_Task requirements_
Reproduce the listing below character for character; drop every image.

_Source information_

*** Begin section ***

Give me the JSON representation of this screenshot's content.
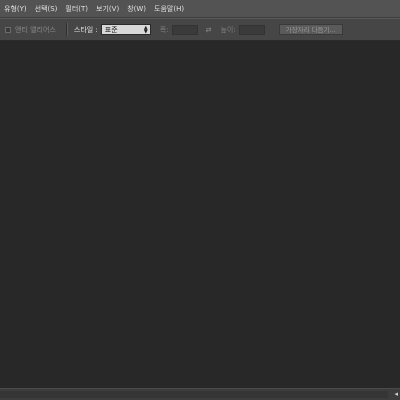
{
  "menu": {
    "items": [
      "유형(Y)",
      "선택(S)",
      "필터(T)",
      "보기(V)",
      "창(W)",
      "도움말(H)"
    ]
  },
  "options": {
    "anti_alias_label": "앤티 앨리어스",
    "style_label": "스타일 :",
    "style_value": "표준",
    "width_label": "폭:",
    "height_label": "높이:",
    "refine_edge_label": "가장자리 다듬기..."
  },
  "icons": {
    "swap": "swap-arrows-icon",
    "expand": "expand-panels-icon"
  },
  "colors": {
    "menubar": "#535353",
    "optionsbar": "#464646",
    "workspace": "#282828"
  }
}
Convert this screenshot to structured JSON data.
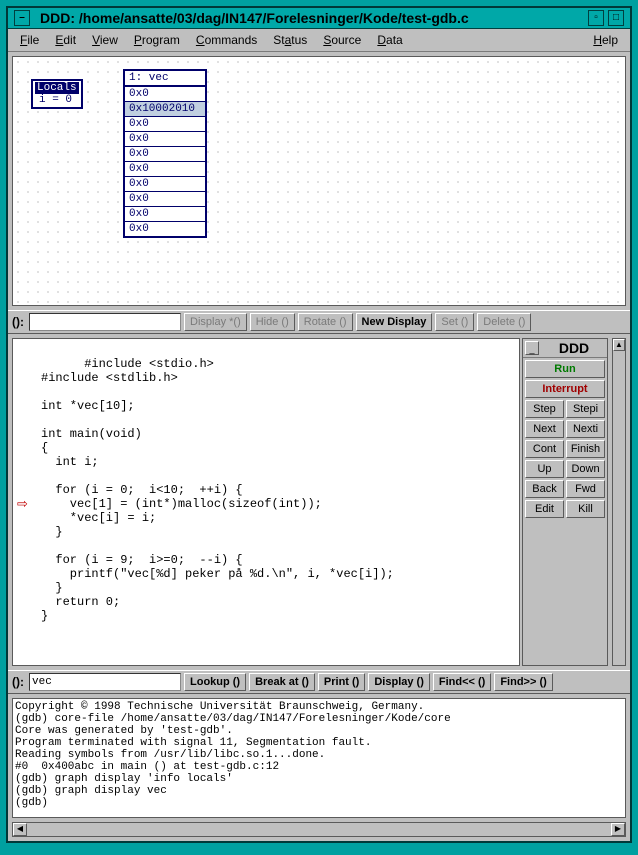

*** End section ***

_Solved exercise_
Give me the JSON representation of this screenshot's content.
{
  "menu": {
    "items": [
      "유형(Y)",
      "선택(S)",
      "필터(T)",
      "보기(V)",
      "창(W)",
      "도움말(H)"
    ]
  },
  "options": {
    "anti_alias_label": "앤티 앨리어스",
    "style_label": "스타일 :",
    "style_value": "표준",
    "width_label": "폭:",
    "height_label": "높이:",
    "refine_edge_label": "가장자리 다듬기..."
  },
  "icons": {
    "swap": "swap-arrows-icon",
    "expand": "expand-panels-icon"
  },
  "colors": {
    "menubar": "#535353",
    "optionsbar": "#464646",
    "workspace": "#282828"
  }
}
Convert this screenshot to structured JSON data.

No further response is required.